[PROBLEM DETAILS]
Count every line in the data that contains the word "label", then report that number alone.

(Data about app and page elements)

◆ ◆ ◆ ◆ ◆ ◆ ◆

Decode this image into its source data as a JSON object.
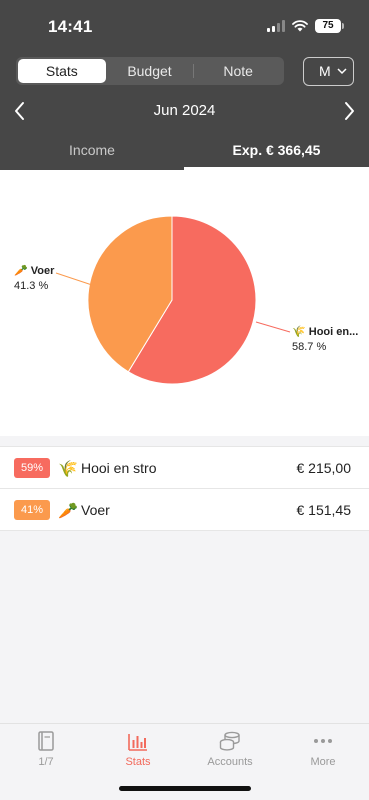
{
  "status": {
    "time": "14:41",
    "battery": "75"
  },
  "segments": [
    {
      "label": "Stats",
      "active": true
    },
    {
      "label": "Budget",
      "active": false
    },
    {
      "label": "Note",
      "active": false
    }
  ],
  "period_select": {
    "value": "M"
  },
  "month": "Jun 2024",
  "tabs": {
    "income": "Income",
    "expense": "Exp. € 366,45"
  },
  "chart_data": {
    "type": "pie",
    "slices": [
      {
        "name": "Hooi en...",
        "value": 58.7,
        "label": "58.7 %",
        "color": "#f76b5f"
      },
      {
        "name": "Voer",
        "value": 41.3,
        "label": "41.3 %",
        "color": "#fb9a4d"
      }
    ]
  },
  "list": [
    {
      "percent": "59%",
      "name": "Hooi en stro",
      "amount": "€ 215,00",
      "color": "#f76b5f",
      "icon": "hay-icon"
    },
    {
      "percent": "41%",
      "name": "Voer",
      "amount": "€ 151,45",
      "color": "#fb9a4d",
      "icon": "carrot-icon"
    }
  ],
  "bottom_nav": [
    {
      "label": "1/7",
      "icon": "book-icon",
      "active": false
    },
    {
      "label": "Stats",
      "icon": "bar-chart-icon",
      "active": true
    },
    {
      "label": "Accounts",
      "icon": "coins-icon",
      "active": false
    },
    {
      "label": "More",
      "icon": "more-dots-icon",
      "active": false
    }
  ]
}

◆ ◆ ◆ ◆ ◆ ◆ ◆

[RESPONSE BOX]
9